Thousands face loss of mental health coverage in the US

Behavioral health clinics in eight states that administer addiction and mental health services under a pilot program authorized by the federal government in 2014 face a shutdown due to Congress’ failure to renew funding for the program. Approximately 9,000 patients will lose coverage and three thousand jobs will be eliminated, according to the Washington Post .

The legislation passed in 2014, titled the Excellence in Mental Health Act, established a Medicaid-reimbursed program wherein Certified Community Behavioral Health Clinics (CCBHCs) could provide a range of services including mental health and addiction services, free screening, assessment and diagnosis, individual and family-centered treatment plans, psychiatric rehabilitation services, outpatient mental health services, and outpatient primary care screening and monitoring of key health indicators and health risk.

The program was aimed at providing mental health services at an earlier stage then Medicaid-eligible patients usually receive it and encouraged participating states to search out innovative methods to administer treatment to the most vulnerable members of society, including children placed in foster care and new inmates in jails and prisons.

Integration of various forms of treatment and coordination between different providers aimed to “provide a comprehensive collection of services needed to create access, stabilize people in crisis and provide the necessary treatment for those with the most serious, complex mental illnesses and substance use disorders,” according to a document released by the National Council for Behavioral Health.

By integrating various treatments and services under a single program, the CCBHCs are allowed to bill Medicaid for the resulting bundled services, resulting in a higher payout to clinics than would normally be provided by Medicaid. Psychiatry, for example, is one of several treatments that are typically reimbursed at a lower rate than the cost of delivering service. By charging Medicaid a single fee per patient the program is able to recoup some of the losses that would otherwise be absorbed by the healthcare providers.

The program was in part designed to address the surging opioid epidemic in the US, which has seen overdose rates skyrocket in recent years.

Administrators of the program in participating states have implemented various measures which have resulted in better health outcomes for their residents.

In Oregon, for example, a data analysis funded by the program showed higher rates of emergency room visits for patients who suffered from chronic back pain and mental illness. The pain management program that was subsequently developed for those patients resulted in fewer emergency room visits and lower reported incidences of pain, depression and anxiety, according to the Post .

Niagara County, New York, officials developed a program which offered expanded drug and alcohol treatment for inmates in the county jail, and free transportation for newly released inmates to attend addiction counseling. This program has reportedly reduced rates of recidivism in that county.

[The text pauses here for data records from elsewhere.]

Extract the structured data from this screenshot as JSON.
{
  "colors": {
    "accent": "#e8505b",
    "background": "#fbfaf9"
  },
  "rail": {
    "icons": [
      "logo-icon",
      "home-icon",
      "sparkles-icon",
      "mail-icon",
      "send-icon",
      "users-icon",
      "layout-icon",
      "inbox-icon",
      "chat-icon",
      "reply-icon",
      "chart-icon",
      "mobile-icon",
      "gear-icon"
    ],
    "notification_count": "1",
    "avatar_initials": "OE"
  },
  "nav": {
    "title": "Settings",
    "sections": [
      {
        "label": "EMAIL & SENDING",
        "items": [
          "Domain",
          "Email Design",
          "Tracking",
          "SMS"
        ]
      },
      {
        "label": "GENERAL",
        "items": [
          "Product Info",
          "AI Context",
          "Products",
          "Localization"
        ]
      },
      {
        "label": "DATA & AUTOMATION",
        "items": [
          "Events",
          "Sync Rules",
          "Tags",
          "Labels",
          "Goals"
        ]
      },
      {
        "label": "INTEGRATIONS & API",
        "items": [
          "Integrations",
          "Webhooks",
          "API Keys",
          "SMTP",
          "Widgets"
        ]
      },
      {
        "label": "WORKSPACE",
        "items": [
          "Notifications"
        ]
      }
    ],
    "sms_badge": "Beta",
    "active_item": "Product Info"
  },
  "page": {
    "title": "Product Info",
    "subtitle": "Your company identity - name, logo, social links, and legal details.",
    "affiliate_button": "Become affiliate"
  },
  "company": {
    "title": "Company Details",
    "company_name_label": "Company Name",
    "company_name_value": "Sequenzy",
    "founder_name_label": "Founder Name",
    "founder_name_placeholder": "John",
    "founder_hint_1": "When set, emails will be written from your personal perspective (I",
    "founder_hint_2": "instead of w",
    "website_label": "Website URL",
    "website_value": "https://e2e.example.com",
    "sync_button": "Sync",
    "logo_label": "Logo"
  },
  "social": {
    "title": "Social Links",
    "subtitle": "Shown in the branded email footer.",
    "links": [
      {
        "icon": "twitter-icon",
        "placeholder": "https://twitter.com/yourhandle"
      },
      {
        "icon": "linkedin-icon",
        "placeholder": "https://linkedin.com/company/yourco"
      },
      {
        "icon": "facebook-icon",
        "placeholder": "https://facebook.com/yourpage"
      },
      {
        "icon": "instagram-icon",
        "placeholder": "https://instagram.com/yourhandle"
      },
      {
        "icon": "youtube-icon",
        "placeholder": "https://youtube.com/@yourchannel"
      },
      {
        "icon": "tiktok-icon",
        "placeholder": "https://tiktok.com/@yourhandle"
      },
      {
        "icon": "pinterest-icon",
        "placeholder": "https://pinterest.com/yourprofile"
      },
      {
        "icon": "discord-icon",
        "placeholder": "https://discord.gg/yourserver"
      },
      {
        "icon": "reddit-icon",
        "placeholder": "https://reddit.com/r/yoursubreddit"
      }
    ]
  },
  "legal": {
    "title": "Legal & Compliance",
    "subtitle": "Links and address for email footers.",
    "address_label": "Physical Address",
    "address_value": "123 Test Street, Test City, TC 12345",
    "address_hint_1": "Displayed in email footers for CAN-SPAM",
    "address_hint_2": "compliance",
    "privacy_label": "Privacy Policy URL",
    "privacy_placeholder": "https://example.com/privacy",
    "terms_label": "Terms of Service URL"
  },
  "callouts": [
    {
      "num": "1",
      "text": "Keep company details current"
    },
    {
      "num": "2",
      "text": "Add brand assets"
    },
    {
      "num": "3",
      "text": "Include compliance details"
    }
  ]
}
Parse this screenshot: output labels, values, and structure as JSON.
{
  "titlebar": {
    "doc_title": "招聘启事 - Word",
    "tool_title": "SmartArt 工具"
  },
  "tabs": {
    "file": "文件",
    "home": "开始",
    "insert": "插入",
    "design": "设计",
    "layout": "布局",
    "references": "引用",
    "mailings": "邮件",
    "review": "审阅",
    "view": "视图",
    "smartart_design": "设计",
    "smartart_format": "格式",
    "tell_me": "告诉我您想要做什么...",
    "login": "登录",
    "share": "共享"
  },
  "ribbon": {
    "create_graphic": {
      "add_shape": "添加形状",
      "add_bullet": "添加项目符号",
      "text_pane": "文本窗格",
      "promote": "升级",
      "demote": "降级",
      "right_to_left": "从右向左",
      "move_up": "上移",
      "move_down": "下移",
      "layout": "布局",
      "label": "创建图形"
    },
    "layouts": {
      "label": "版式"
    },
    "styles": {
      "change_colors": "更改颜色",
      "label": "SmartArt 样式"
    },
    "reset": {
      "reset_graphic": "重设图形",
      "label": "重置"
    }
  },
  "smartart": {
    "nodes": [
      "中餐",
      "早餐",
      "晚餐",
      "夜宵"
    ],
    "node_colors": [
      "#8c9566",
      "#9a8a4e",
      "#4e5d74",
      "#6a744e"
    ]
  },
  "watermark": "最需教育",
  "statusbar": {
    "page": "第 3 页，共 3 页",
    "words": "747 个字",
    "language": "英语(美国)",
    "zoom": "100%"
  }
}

The program also offers expanded services for military veterans, especially those in rural areas who are underserved by the existing Veterans Affairs system.

The program was initially authorized for eight states, including Oregon, Oklahoma, Minnesota, Missouri, Nevada, New York, New Jersey and Pennsylvania. Since the program began in 2017 it has served an estimated 381,000 patients.

In October, Congress failed to authorize continued funding for the program, estimated at $520 million per year, when they passed an $8.4 billion package aimed at addressing the opioid epidemic. Because the program had only been funded for two years in the initial legislation, clinics in participating states will begin closing as early as January. The remaining programs would run out of funding in May 2019.

The elimination of the CCBHCs and the resulting loss of care for hundreds of thousands of patients have received little coverage in the media, with an article in the Post being the only reporting from a major national news site. This is unsurprising since the impoverished beneficiaries of the program are hardly the upper-middle-class target audience of the New York Times, CNN and other mainstream media outlets.

Indeed, the larger question of why the provision of basic health services, which are a routine part of the state-run medical programs in most industrialized countries, requires special funding from Congress and only extend to eight states remains unasked. The politicians in both the Democratic and Republican parties have little interest in passing any legislation which will reduce the profitability of the insurance and pharmaceutical companies.

The elimination of this program by Congress is only a small part of the larger drive by the ruling class to dismantle the various social assistance programs conceded to the working class through decades of struggle in the 20th century. For the Democrats’ part, this process is concealed behind populist rhetoric and is embodied in the Obama-era Affordable Care Act, which mandated the purchase of insurance from the private market and shifted billions of dollars annually from the public to private interests.

For Trump and his supporters, the attack on social programs is pursued more openly, though usually accompanied by right-wing nostrums about improving “personal responsibility” and “accountability.” This approach is exemplified in Trump’s executive order in April of this year titled “Reducing Poverty in America by Promoting Opportunity and Economic Mobility” which ordered his cabinet secretaries to aim for the elimination of any public assistance programs that do not have work requirements attached to them.